_REQUIRED WORK_
Copy out each line of the material in which the word "window" can be found.

_MATERIAL PROVIDED_
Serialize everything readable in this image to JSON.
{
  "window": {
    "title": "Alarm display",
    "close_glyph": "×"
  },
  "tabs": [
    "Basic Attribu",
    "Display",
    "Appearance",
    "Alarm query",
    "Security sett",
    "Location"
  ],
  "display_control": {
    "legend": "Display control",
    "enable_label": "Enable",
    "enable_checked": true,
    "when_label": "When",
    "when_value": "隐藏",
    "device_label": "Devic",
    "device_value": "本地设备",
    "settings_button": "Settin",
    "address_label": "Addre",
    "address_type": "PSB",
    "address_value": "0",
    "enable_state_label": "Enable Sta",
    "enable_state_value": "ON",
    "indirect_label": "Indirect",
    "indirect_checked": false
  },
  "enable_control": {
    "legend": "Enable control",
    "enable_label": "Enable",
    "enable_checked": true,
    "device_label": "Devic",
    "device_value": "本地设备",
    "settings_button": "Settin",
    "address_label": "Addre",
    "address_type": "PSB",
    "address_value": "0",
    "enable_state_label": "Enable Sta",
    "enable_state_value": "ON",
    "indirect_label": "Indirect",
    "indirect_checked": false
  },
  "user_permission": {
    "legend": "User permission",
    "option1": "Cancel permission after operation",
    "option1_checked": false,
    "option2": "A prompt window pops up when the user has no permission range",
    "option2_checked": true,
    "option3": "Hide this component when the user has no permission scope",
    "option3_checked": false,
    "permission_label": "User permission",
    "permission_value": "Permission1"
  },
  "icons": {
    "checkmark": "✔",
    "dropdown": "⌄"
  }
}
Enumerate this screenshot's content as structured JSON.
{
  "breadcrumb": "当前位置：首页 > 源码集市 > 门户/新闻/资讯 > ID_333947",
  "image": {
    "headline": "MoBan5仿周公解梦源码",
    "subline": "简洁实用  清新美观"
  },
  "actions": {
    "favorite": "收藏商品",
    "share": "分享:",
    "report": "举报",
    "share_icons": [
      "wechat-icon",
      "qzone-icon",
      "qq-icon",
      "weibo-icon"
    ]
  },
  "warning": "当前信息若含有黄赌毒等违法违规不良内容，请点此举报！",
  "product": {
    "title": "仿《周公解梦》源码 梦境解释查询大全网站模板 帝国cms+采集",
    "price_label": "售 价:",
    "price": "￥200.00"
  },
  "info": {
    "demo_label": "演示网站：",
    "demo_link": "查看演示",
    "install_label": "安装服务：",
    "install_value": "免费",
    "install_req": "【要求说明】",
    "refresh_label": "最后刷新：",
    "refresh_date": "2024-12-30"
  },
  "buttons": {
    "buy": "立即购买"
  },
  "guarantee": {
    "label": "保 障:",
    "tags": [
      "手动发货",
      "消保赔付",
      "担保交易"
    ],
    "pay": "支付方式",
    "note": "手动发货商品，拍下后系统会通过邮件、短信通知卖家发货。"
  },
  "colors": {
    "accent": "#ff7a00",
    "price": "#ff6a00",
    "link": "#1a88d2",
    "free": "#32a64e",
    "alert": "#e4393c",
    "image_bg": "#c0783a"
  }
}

_RESULT FOR THIS TASK_
  "window": {
    "option2": "A prompt window pops up when the user has no permission range",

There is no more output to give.